- EXERCISE GOAL: Going through the data below, please show each line containing the string "title".

——

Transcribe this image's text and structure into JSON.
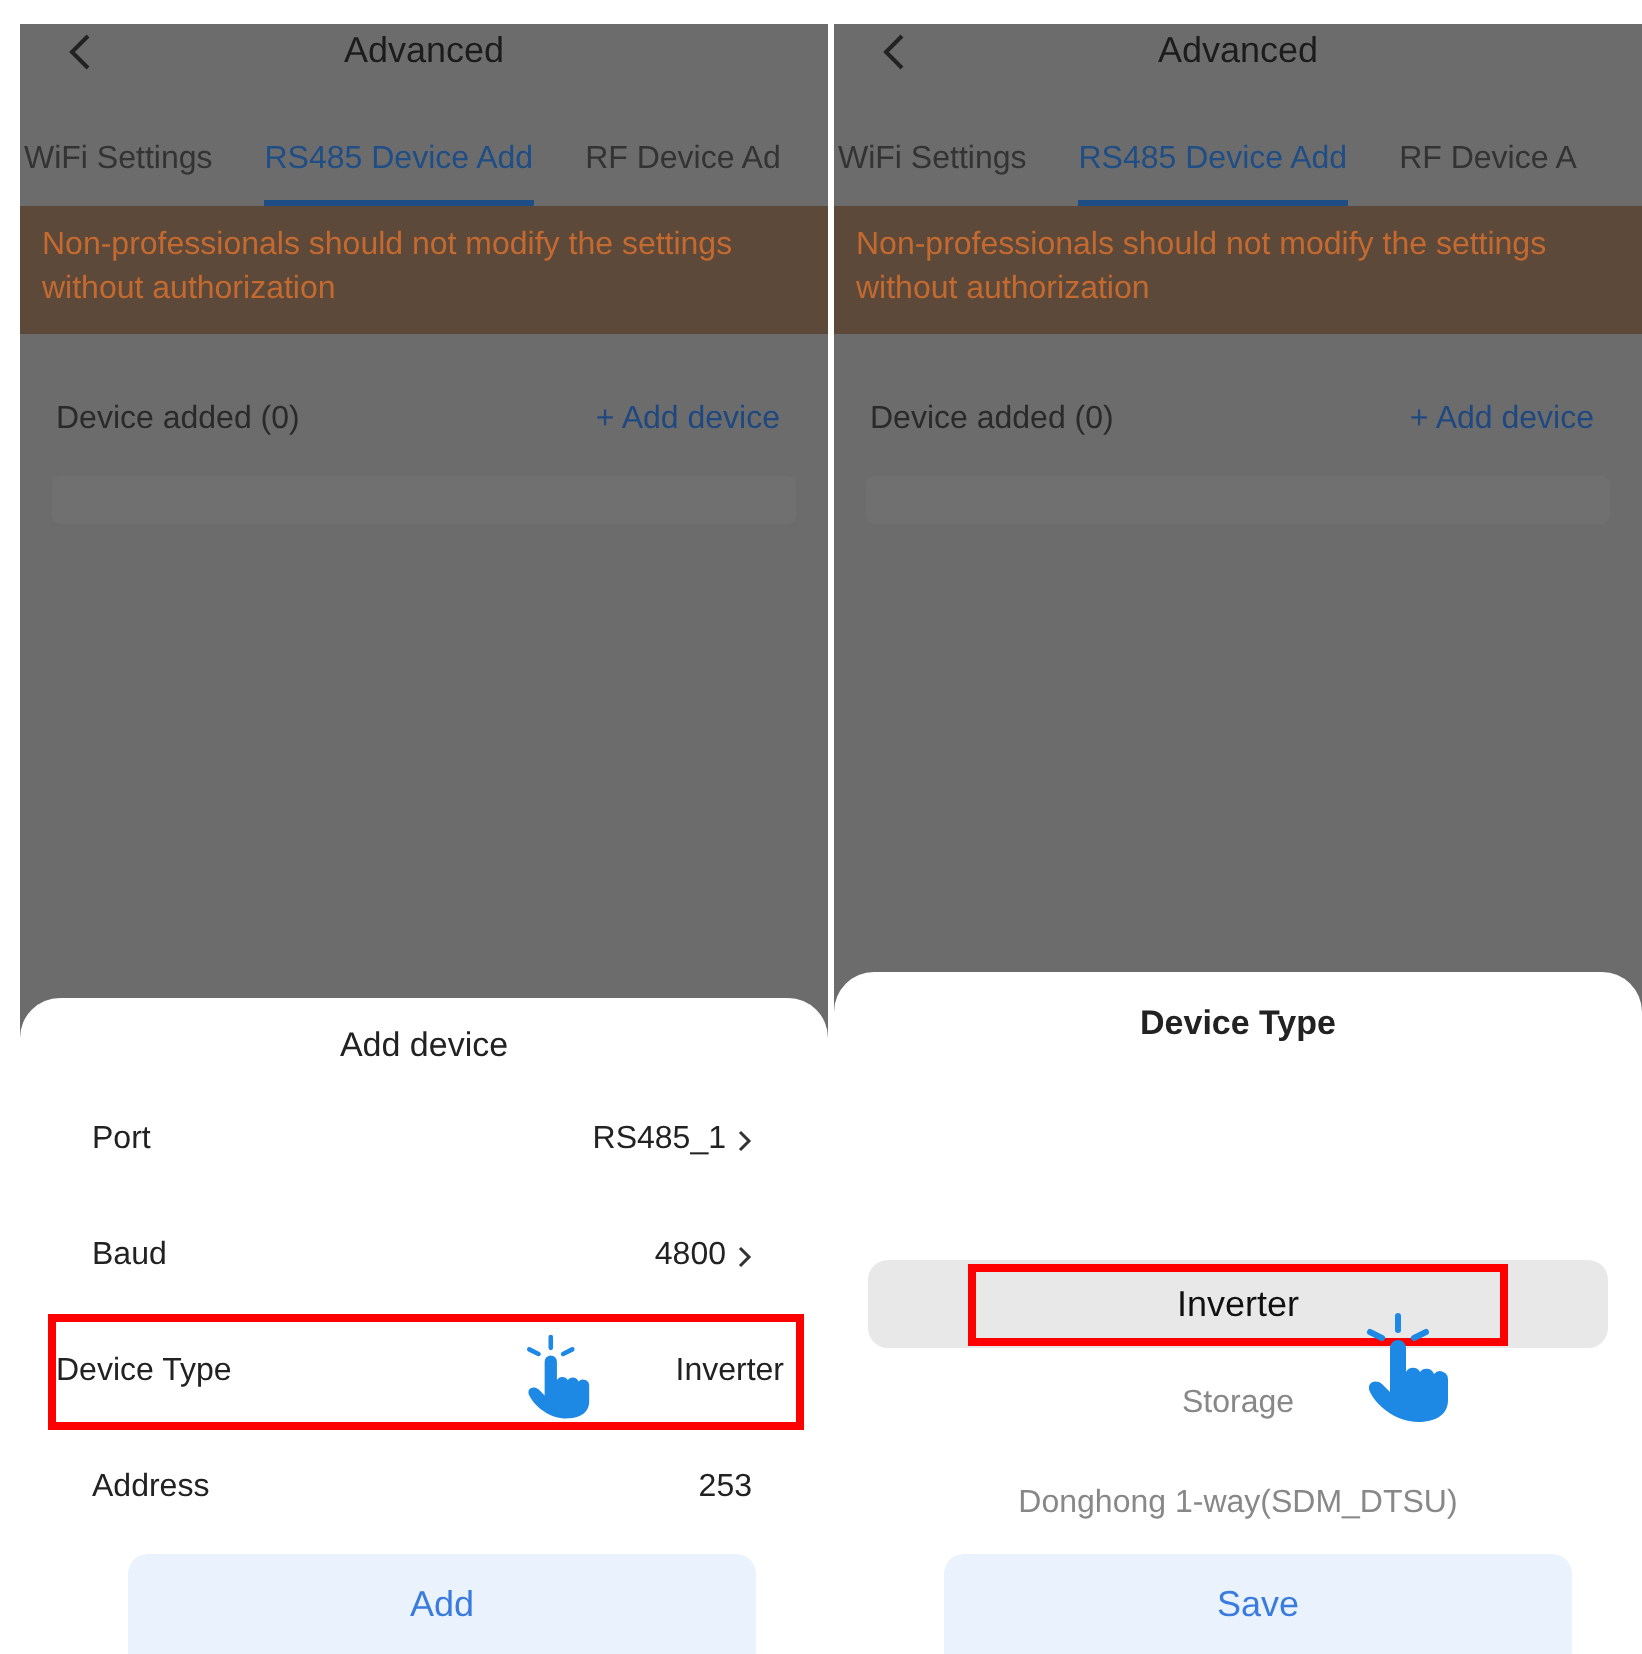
{
  "panels": [
    {
      "header": {
        "title": "Advanced"
      },
      "tabs": [
        {
          "label": "WiFi Settings",
          "selected": false
        },
        {
          "label": "RS485 Device Add",
          "selected": true
        },
        {
          "label": "RF Device Ad",
          "selected": false
        }
      ],
      "warning": "Non-professionals should not modify the settings without authorization",
      "devices": {
        "label": "Device added (0)",
        "add_link": "+ Add device"
      },
      "sheet": {
        "kind": "form",
        "title": "Add device",
        "rows": [
          {
            "label": "Port",
            "value": "RS485_1",
            "chevron": true,
            "highlighted": false
          },
          {
            "label": "Baud",
            "value": "4800",
            "chevron": true,
            "highlighted": false
          },
          {
            "label": "Device Type",
            "value": "Inverter",
            "chevron": false,
            "highlighted": true
          },
          {
            "label": "Address",
            "value": "253",
            "chevron": false,
            "highlighted": false
          }
        ],
        "button": "Add"
      }
    },
    {
      "header": {
        "title": "Advanced"
      },
      "tabs": [
        {
          "label": "WiFi Settings",
          "selected": false
        },
        {
          "label": "RS485 Device Add",
          "selected": true
        },
        {
          "label": "RF Device A",
          "selected": false
        }
      ],
      "warning": "Non-professionals should not modify the settings without authorization",
      "devices": {
        "label": "Device added (0)",
        "add_link": "+ Add device"
      },
      "sheet": {
        "kind": "picker",
        "title": "Device Type",
        "options": [
          {
            "label": "Inverter",
            "selected": true,
            "highlighted": true
          },
          {
            "label": "Storage",
            "selected": false,
            "highlighted": false
          },
          {
            "label": "Donghong 1-way(SDM_DTSU)",
            "selected": false,
            "highlighted": false
          }
        ],
        "button": "Save"
      }
    }
  ]
}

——

- EXERCISE ANSWER:
        "title": "Advanced"
        "title": "Add device",
        "title": "Advanced"
        "title": "Device Type",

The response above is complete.